Excerpted records –
----
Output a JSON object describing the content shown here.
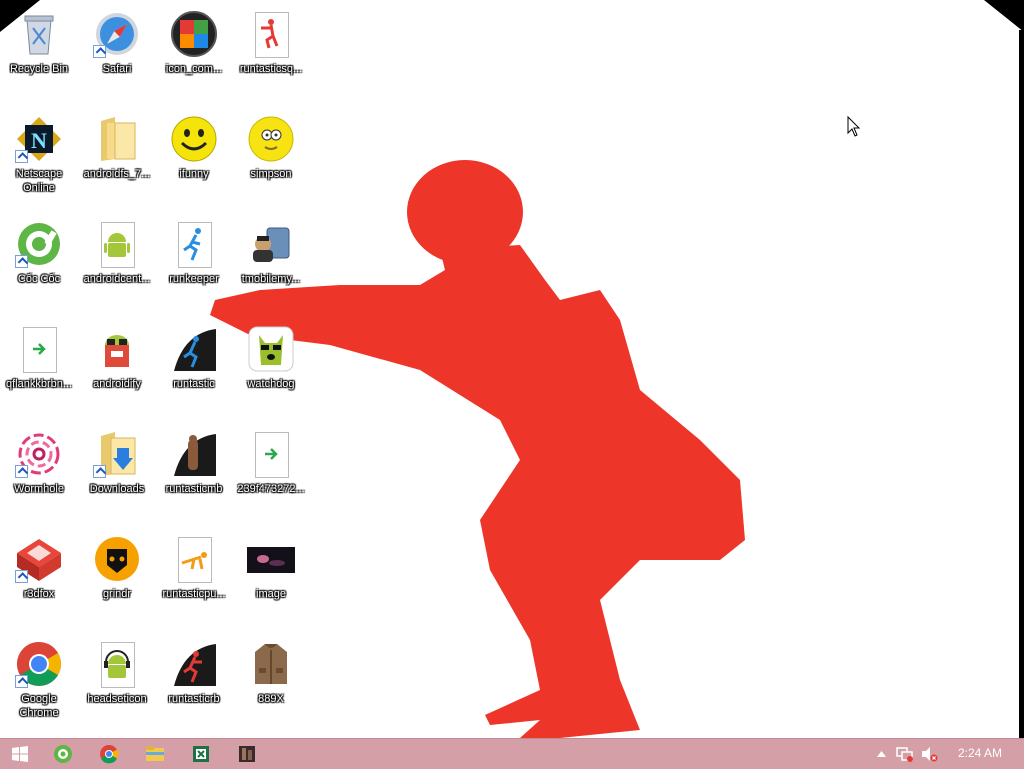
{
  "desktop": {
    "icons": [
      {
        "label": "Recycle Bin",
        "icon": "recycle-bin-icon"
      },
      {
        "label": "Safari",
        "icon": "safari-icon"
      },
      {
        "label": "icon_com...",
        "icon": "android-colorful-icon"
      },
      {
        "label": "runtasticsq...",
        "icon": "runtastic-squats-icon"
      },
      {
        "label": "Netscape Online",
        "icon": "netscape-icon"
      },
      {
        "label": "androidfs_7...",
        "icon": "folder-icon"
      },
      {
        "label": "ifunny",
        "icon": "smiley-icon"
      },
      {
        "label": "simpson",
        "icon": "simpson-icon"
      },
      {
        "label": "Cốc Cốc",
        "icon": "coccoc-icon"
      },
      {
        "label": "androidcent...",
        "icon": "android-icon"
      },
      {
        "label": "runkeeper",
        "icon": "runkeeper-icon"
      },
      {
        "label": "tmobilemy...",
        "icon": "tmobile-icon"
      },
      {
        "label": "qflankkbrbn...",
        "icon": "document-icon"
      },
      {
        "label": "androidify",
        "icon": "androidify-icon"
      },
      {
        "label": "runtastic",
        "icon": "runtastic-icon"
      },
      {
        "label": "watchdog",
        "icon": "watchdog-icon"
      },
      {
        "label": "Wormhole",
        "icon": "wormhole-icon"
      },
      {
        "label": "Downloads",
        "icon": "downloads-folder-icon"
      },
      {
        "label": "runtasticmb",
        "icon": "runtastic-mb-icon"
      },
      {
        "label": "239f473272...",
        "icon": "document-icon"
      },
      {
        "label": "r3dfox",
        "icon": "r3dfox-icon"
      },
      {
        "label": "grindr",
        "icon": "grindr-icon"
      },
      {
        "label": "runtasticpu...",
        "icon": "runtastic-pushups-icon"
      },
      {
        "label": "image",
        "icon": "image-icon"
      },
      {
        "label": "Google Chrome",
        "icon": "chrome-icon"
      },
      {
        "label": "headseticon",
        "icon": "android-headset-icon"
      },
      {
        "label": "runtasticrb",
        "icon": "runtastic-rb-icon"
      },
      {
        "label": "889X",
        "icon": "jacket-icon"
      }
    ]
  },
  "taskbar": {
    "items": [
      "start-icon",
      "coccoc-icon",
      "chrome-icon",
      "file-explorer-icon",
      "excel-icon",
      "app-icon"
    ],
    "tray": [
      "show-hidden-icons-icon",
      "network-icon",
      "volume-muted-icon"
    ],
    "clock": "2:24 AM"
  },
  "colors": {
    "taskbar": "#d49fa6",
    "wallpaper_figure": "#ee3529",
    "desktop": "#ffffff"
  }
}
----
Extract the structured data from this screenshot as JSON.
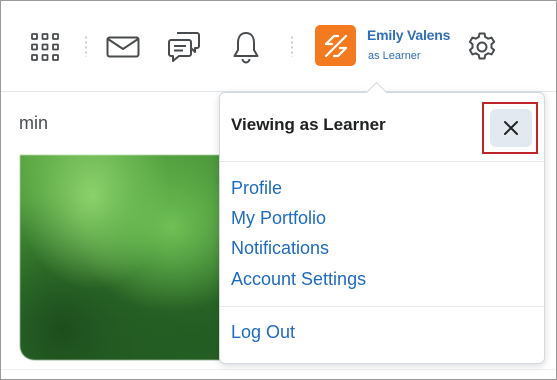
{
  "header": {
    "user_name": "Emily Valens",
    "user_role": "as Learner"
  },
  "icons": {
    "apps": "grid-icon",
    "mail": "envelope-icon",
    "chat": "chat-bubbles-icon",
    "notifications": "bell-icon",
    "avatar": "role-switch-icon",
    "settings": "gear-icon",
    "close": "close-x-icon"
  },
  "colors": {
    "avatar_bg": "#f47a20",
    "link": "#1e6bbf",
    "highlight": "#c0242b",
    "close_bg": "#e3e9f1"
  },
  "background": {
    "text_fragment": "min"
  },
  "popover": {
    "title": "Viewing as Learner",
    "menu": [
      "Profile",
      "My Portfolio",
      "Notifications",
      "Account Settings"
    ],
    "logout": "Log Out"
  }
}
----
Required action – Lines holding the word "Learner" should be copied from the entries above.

Answer for this exercise –
    "user_role": "as Learner"
    "title": "Viewing as Learner",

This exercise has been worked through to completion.